§ TASK DETAILS
What follows is a listing to be repeated in full and without alteration.

§ TASK INPUT
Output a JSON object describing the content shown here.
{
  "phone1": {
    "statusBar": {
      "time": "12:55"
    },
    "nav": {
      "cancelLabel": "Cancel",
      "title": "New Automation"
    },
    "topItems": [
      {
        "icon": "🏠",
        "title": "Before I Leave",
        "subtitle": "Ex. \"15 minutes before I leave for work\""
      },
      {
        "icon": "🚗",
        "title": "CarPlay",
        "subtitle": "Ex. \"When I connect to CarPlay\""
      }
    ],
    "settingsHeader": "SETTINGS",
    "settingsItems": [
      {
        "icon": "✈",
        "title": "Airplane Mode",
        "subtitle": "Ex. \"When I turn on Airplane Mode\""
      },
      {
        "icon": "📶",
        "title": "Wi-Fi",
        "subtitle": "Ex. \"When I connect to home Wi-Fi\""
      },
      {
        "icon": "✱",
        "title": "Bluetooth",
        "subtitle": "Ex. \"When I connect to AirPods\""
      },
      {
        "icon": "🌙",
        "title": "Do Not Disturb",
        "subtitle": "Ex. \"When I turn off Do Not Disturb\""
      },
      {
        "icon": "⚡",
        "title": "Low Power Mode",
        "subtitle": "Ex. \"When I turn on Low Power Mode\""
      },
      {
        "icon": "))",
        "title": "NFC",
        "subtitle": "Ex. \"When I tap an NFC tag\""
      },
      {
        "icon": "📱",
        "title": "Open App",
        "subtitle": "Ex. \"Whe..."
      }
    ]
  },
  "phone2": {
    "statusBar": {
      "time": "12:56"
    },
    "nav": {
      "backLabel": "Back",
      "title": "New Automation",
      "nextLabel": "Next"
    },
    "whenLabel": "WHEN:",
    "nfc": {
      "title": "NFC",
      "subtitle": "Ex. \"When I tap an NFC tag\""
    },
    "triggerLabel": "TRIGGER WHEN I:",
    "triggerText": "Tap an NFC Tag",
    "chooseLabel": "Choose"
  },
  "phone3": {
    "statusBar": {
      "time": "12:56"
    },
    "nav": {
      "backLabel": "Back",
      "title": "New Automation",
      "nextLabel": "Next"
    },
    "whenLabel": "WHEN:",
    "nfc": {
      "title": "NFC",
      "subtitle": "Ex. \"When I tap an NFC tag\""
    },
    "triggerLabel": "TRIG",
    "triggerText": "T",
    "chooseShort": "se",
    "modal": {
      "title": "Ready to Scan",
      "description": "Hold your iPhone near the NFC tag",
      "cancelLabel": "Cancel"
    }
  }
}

§ ANSWER TO THIS TASK
Output a JSON object describing the content shown here.
{
  "phone1": {
    "statusBar": {
      "time": "12:55"
    },
    "nav": {
      "cancelLabel": "Cancel",
      "title": "New Automation"
    },
    "topItems": [
      {
        "icon": "🏠",
        "title": "Before I Leave",
        "subtitle": "Ex. \"15 minutes before I leave for work\""
      },
      {
        "icon": "🚗",
        "title": "CarPlay",
        "subtitle": "Ex. \"When I connect to CarPlay\""
      }
    ],
    "settingsHeader": "SETTINGS",
    "settingsItems": [
      {
        "icon": "✈",
        "title": "Airplane Mode",
        "subtitle": "Ex. \"When I turn on Airplane Mode\""
      },
      {
        "icon": "📶",
        "title": "Wi-Fi",
        "subtitle": "Ex. \"When I connect to home Wi-Fi\""
      },
      {
        "icon": "✱",
        "title": "Bluetooth",
        "subtitle": "Ex. \"When I connect to AirPods\""
      },
      {
        "icon": "🌙",
        "title": "Do Not Disturb",
        "subtitle": "Ex. \"When I turn off Do Not Disturb\""
      },
      {
        "icon": "⚡",
        "title": "Low Power Mode",
        "subtitle": "Ex. \"When I turn on Low Power Mode\""
      },
      {
        "icon": "))",
        "title": "NFC",
        "subtitle": "Ex. \"When I tap an NFC tag\""
      },
      {
        "icon": "📱",
        "title": "Open App",
        "subtitle": "Ex. \"Whe..."
      }
    ]
  },
  "phone2": {
    "statusBar": {
      "time": "12:56"
    },
    "nav": {
      "backLabel": "Back",
      "title": "New Automation",
      "nextLabel": "Next"
    },
    "whenLabel": "WHEN:",
    "nfc": {
      "title": "NFC",
      "subtitle": "Ex. \"When I tap an NFC tag\""
    },
    "triggerLabel": "TRIGGER WHEN I:",
    "triggerText": "Tap an NFC Tag",
    "chooseLabel": "Choose"
  },
  "phone3": {
    "statusBar": {
      "time": "12:56"
    },
    "nav": {
      "backLabel": "Back",
      "title": "New Automation",
      "nextLabel": "Next"
    },
    "whenLabel": "WHEN:",
    "nfc": {
      "title": "NFC",
      "subtitle": "Ex. \"When I tap an NFC tag\""
    },
    "triggerLabel": "TRIG",
    "triggerText": "T",
    "chooseShort": "se",
    "modal": {
      "title": "Ready to Scan",
      "description": "Hold your iPhone near the NFC tag",
      "cancelLabel": "Cancel"
    }
  }
}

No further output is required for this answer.